#13: Lutheran Church Missouri Synod | LCMS.org

The Lutheran Church Missouri Synod has a variety of visual emphases, with some imagery on religion in action, som on upcoming events, and some on global outreach. The visuals seem to be reaching out to adults in a range of ages.

#14: Episcopal Church | episcopalchurch.org

The Episcopal Church’s website only had five images, but there is some visual emphasis on religion in action (interacting with preacher) and church leadership. It’s not really clear from the imagery what the intended message is or who the audience may be.

#15: Pentecostal Assemblies of the World, Inc. |  PAWINC.org

The Pentecostal Assemblies of the World has a unique diversity of images with most of the emphasis on leadership and upcoming events. Interestingly, this website also draws attention to a scam alert, which appeared to be notifying current membership of a circulating scam, but nothing related to religion or the church.

#16: Churches of Christ | church-of-christ.org

The Churches of Christ website has an interesting mix of images, with some religion in action (reading bibles and getting baptized) but also in promoting custom mobile apps (this appears to be an ad for congregation leaders). There are also some inspirational messages. The website appears to be appealing to younger and middle-aged adults.

#17: Greek Orthodox Archdiocese of America | goarch.org

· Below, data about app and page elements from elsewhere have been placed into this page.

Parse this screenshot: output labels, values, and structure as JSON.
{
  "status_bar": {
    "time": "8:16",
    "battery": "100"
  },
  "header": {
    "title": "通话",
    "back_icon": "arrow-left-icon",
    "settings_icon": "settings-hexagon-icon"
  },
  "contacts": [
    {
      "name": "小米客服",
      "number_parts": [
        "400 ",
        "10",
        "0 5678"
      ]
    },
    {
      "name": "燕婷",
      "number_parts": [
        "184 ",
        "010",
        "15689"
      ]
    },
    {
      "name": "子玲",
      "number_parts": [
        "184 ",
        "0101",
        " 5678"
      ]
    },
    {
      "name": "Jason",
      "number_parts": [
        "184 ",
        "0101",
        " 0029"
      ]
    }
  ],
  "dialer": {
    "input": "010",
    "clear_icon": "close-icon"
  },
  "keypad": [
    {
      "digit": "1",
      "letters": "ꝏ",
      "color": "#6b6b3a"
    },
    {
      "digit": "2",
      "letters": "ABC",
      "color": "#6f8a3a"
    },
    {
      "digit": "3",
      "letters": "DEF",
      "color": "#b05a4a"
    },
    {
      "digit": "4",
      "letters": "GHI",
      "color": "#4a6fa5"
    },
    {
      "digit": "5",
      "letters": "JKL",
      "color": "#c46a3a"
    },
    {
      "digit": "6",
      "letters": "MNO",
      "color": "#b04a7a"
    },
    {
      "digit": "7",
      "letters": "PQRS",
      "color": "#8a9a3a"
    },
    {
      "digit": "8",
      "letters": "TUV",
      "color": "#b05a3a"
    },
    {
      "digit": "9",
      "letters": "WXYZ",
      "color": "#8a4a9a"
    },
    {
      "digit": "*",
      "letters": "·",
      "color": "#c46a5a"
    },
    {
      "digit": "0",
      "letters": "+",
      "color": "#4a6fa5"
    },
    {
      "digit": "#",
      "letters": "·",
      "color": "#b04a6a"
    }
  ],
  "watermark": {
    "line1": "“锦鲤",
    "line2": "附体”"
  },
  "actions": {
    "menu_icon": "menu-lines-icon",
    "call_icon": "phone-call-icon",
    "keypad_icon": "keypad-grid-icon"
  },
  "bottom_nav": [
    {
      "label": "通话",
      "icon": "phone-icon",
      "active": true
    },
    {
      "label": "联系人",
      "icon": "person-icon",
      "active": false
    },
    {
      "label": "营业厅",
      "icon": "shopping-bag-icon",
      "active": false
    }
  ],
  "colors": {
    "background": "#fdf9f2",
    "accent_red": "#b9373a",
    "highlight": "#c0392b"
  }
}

The Greek Orthodox Archdiocese of America has a diverse range of visual imagery, with some focus on their new buildings of worship, some religion in action (bible study group), doctrinal principles (fatherhood), as well as images of antiquity balanced with more modern imagery. The style and images of the photographs seem to appeal to all ages, from children to adults, though there seems to be an emphasis towards younger adults.

#18: African Methodist Epsicopal Zion | AMEZ.org

The African Methodist Episcopal Zion church’s website has a heavy visual emphasis on upcoming events. As a part of the event promotion, leadership is highlighted.

#19: American Baptist Churches USA | ABC-USA.org 

The American Baptist Churches USA website is almost entirely focused on upcoming events and summits, though some imagery points to religion in action (group prayer) and service. The audience for this website, based on the visuals, appears to be geared toward younger adults.

#20: Jehovah’s Witnesses | JW.org

The Jehovah’s Witness website has a heavy visual emphasis on religion in action (especially preaching the gospel), but simultaneously emphasizing global outreach and reading scriptures. Other doctrinal points are emphasized. The website seems to appeal to families and younger age groups, with a cartoon for small children.